|Image courtesy Wikimedia Commons|
Turns out, pretty difficult. Twitter's video-based social network Vine presents many challenges typical of social platforms -- gaining and maintaining followers, for instance -- but also some unique to its format. Shooting a good Vine requires much forethought about how you can possibly grab viewers' interest, convey your message and provide context in so short a time. I'd argue six seconds is far more challenging than 140 characters.
Hence this post. These questions serve as a checklist to go through before making a Vine. Now, you might be thinking this: I watched your Vines, and they weren't too impressive. I agree. My 15 or so Vines will not earn me a Pulitzer or Webby or whatever category they might fit under. However, what I have done is watch hundreds of Vines created by people who are talented -- enough to where I felt comfortable making this list. To be honest, this post is rather selfish because I'm writing these down as much for my benefit as for yours.
1. Does this need to be a Vine?
Don't shoot a Vine because you want to shoot a Vine. If the story is best told as a single still image, open Instagram. If the visuals are lacking, use your phone's audio recorder and upload something to SoundCloud.
2. Do I always have to open with my best video? (Answer: no)
It's standard in TV journalism to open stories with the most enticing video. That makes sense: Broadcast packages are often longer than one minute, so it's crucial to feed viewers something juicy from the start to keep them watching the entire time.
Vines are not one minute long. At full length, they're one-tenth of that. Even if users aren't intrigued from the get-go, there's a decent chance they'll hang on for another five seconds. Think less about opening with your best shot and more about where that shot makes sense in your mini-narrative.
3. Can I shoot a sequence?
Here's something from traditional video journalism you shouldn't forget. Sequences are "a series of shots from a single event that are put together in a way that tells the story," according to the website for the Missouri School of Journalism's Convergence program (full disclosure: I'm a student in this program). For example, instead of recording a single shot of someone drinking a Coke, maybe you get a tight shot of the condensation on the can, then shoot the can rising to the mouth, then shoot the person going "ahh" afterward. (I encourage you to click that last link because it gives much better examples than I do.)

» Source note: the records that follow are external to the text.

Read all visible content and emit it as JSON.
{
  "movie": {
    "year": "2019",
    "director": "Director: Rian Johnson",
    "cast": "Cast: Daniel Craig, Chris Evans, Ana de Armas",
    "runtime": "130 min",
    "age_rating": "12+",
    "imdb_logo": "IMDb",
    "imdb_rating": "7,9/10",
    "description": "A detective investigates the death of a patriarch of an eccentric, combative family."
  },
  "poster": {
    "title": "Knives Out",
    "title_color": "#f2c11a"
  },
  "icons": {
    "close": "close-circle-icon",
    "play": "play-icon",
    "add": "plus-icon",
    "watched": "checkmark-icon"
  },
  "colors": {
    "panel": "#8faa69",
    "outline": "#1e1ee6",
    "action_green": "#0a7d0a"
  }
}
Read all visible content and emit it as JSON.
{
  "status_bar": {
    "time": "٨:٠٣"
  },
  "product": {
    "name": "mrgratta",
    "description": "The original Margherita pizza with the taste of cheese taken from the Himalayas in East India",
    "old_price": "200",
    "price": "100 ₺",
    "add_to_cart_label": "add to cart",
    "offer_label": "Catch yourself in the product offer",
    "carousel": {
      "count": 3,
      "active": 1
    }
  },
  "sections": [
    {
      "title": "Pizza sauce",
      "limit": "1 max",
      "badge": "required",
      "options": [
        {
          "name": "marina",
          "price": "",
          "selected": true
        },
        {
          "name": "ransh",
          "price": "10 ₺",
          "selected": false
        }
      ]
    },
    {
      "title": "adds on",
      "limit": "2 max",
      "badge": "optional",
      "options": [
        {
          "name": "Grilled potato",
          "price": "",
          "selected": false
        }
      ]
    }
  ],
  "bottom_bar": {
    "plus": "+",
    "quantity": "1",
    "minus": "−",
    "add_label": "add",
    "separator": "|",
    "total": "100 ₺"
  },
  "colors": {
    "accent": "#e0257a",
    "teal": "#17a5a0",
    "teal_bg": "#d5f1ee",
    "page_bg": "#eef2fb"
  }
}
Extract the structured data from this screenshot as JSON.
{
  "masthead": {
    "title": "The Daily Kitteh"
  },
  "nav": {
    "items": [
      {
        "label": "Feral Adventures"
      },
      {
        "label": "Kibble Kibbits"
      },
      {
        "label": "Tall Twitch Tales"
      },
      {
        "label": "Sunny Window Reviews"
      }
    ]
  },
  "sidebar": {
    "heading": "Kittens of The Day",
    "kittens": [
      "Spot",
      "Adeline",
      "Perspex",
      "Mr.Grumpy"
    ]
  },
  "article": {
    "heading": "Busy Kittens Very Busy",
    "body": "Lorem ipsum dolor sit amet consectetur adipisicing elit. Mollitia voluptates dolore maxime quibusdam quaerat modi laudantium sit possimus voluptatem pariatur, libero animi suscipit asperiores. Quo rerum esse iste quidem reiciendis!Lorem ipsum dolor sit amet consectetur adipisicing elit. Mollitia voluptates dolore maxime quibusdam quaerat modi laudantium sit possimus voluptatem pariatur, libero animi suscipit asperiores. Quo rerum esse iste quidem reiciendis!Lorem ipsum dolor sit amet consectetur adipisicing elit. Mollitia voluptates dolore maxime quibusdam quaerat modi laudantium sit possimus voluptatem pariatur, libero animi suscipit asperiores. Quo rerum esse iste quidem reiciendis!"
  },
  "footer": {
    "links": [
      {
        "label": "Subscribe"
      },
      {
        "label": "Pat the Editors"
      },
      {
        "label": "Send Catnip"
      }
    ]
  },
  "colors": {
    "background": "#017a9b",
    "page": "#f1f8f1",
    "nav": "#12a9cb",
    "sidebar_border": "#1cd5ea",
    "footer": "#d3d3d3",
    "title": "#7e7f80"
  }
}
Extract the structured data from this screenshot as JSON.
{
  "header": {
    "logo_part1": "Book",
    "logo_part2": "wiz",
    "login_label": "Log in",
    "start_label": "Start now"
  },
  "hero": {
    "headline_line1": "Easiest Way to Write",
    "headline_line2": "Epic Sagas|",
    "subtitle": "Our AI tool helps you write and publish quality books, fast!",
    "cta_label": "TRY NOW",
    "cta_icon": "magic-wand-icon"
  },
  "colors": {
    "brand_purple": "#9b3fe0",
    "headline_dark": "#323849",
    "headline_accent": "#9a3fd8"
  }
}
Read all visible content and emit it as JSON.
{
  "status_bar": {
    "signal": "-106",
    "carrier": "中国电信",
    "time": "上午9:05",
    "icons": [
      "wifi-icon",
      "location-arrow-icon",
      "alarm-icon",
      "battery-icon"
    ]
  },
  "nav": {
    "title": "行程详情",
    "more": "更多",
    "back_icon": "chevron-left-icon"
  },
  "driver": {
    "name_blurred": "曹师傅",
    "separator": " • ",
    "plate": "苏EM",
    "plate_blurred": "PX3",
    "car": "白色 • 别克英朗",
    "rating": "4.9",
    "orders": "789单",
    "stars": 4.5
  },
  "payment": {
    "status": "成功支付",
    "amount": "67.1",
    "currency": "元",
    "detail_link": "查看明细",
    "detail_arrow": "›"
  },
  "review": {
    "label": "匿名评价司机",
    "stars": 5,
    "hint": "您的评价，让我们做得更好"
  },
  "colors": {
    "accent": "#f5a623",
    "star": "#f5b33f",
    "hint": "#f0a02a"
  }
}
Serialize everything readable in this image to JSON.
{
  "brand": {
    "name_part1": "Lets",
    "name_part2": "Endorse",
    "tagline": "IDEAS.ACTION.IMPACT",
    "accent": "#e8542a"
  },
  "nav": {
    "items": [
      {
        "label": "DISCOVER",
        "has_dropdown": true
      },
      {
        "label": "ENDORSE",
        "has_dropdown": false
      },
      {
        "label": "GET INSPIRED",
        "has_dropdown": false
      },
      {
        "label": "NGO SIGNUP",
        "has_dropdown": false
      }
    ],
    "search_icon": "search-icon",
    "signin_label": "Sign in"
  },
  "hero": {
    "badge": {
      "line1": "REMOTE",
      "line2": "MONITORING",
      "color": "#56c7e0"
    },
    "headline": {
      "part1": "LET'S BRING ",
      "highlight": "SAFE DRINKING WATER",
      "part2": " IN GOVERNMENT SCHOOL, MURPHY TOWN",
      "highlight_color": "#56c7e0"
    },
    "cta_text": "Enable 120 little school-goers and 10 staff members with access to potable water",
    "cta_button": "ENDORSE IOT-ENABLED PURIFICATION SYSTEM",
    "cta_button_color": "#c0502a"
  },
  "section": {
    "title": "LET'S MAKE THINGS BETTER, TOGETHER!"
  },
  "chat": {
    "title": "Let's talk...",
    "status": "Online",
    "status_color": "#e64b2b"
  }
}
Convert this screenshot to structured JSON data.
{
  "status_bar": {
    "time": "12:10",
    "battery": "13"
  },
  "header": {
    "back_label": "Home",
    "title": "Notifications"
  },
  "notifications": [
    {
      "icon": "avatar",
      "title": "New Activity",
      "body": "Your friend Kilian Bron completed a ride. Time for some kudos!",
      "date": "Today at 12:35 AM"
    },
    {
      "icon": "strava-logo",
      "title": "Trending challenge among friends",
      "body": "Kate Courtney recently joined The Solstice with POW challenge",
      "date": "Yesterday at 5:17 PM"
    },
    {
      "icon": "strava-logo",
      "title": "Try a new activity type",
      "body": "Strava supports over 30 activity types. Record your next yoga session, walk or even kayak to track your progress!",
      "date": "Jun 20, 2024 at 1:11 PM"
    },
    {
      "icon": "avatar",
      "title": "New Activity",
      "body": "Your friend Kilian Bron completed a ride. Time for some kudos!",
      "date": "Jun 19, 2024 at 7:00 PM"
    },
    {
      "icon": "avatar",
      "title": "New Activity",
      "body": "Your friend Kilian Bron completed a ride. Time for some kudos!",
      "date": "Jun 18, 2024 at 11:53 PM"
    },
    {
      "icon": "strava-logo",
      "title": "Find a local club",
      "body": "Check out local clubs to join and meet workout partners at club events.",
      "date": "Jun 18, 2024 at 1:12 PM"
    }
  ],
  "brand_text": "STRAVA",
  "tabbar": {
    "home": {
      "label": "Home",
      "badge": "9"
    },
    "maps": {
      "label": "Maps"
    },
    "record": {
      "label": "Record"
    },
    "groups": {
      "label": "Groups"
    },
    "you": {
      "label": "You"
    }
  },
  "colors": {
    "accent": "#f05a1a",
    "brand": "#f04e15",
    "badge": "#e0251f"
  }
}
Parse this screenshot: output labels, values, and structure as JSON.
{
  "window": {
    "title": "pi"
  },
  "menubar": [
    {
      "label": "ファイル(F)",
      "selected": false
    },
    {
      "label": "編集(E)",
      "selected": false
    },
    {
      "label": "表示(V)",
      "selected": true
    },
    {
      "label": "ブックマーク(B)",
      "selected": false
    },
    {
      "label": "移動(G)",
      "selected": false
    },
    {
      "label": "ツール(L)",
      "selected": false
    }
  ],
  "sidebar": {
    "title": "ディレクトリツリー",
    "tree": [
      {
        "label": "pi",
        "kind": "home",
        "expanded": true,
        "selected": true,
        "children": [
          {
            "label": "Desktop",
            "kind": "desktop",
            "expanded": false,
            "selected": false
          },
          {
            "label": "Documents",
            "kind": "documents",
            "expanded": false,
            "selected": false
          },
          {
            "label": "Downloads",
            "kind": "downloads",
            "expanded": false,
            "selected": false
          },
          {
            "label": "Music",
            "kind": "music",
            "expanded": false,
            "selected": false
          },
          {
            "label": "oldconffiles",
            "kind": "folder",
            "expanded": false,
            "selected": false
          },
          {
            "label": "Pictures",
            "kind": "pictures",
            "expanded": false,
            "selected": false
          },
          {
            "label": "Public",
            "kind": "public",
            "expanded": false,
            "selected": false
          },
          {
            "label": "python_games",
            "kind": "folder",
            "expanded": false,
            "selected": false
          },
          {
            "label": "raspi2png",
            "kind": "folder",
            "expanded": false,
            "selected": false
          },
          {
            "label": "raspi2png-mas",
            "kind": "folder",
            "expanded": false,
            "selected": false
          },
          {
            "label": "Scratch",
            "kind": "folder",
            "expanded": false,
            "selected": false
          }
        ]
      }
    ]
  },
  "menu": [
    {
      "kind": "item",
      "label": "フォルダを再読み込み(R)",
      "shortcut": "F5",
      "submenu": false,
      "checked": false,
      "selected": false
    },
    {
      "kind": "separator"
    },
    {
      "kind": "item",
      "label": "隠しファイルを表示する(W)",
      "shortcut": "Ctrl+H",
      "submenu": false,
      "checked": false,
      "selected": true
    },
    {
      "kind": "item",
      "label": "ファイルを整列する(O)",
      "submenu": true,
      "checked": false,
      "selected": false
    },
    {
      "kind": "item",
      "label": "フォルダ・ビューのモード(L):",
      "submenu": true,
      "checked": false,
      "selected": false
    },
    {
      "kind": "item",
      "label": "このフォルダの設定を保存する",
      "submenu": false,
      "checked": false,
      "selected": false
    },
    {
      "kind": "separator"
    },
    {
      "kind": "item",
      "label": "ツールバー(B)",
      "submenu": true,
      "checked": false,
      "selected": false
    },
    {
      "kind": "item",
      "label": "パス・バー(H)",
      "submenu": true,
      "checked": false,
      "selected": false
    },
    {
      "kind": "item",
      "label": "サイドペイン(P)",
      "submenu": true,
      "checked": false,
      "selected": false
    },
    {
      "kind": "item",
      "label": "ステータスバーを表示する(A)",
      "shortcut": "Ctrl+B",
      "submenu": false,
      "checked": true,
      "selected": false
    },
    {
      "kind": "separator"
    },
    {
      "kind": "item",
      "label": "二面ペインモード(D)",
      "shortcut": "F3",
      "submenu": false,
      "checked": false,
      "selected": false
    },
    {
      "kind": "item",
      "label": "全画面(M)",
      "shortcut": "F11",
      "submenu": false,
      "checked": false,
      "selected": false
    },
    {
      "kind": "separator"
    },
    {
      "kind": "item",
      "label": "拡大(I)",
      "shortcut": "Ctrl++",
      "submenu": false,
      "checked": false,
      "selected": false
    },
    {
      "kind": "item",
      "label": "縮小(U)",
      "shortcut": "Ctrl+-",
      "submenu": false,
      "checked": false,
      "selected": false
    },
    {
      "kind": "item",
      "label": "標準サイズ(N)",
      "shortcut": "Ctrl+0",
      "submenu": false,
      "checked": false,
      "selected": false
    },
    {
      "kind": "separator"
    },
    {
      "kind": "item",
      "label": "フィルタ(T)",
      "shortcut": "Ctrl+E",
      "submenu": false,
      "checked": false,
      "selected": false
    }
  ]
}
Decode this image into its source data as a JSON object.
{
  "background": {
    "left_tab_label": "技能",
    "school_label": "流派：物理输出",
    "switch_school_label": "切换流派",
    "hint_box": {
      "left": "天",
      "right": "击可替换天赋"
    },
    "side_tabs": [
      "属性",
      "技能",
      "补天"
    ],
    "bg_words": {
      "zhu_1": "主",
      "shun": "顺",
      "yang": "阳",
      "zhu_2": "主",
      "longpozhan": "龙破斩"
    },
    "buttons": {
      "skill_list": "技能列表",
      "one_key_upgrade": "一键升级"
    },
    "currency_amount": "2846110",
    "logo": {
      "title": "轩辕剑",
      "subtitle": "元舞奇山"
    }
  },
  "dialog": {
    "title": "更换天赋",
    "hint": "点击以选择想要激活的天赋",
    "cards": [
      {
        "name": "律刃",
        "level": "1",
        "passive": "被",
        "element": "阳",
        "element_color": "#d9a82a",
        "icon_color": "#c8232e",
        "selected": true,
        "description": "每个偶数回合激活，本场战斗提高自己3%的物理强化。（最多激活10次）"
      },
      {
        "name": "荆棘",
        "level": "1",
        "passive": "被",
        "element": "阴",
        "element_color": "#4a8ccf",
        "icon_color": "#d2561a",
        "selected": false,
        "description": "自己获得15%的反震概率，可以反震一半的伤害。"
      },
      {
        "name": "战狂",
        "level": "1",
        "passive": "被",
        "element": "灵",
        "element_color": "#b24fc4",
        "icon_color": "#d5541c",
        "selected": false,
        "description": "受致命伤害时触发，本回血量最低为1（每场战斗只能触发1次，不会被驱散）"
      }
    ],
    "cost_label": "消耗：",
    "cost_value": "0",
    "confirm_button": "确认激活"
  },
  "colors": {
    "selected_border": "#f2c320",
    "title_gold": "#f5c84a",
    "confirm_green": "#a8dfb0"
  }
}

Including sequences in Vines is a simple way to make them more interesting. Maybe an entire Vine is just one sequence. But, remember this: Vines aren't editable. In traditional video, you can perfect how sequences match up by dropping your footage into Final Cut Pro X and slicing out fractions of time. In Vine, you better be ready to capture nearly perfect shots as they happen.
4. Have I established a timing rhythm?
Sometimes, I try to make rapid-fire Vines. Ones that pack tons of shots into six seconds and only spend fractions of a second on each. When done well, Vines like this look wicked cool.
But usually not mine. That's because my shots often end up being too long to include many others -- but still too short to let viewers comprehend what I'm showing. Avoid this problem by establishing a rhythm from the beginning. Roughly sketch out in your mind how long each shot should last.
5. Am I paying attention to the edges of the frame?
A common Vine technique is to hold a steady shot, put an object in your shot, shoot that object, stop recording, remove that object, add another object, shoot that object, stop recording, and so forth. This creates the illusion of things magically appearing in your frame.
The key to success here is ensuring your phone doesn't move. Pay attention to where the edges of your frame are and use those as reference points to ensure you shoot the same square each time.
6. Can I shoot from a unique angle?
Go where the eye usually doesn't. Low angle, high angle, extreme close-ups, etc. You get it.
7. Will my audio be jumbled?
"Good video is good audio," Lynda Kraxberger, my sophomore-year reporting instructor, used to say. When using Vine, it's easy to get caught up in making your visuals pop. But awkward cuts between loud and quiet or different voices can easily ruin your stop-motion masterpiece.
8. Am I holding something in my other hand?
If you're as shaky-gripped as I am, you know two hands on the phone is the only way to go.
9. Will too much time pass between shots?
I use Vine on an iPhone 4S, and more than once I've waited longer than 10 minutes between shots, only to see my hard work disappear into the digital abyss. Maybe this is an isolated problem. But I'm putting out a warning just in case.
10. Am I being ethical?
Vine can make objects disappear and people fly. As journalists, it's critical we don't abuse these capabilities to deceive our audience.
Is anything missing from the list? Tell us in the comments.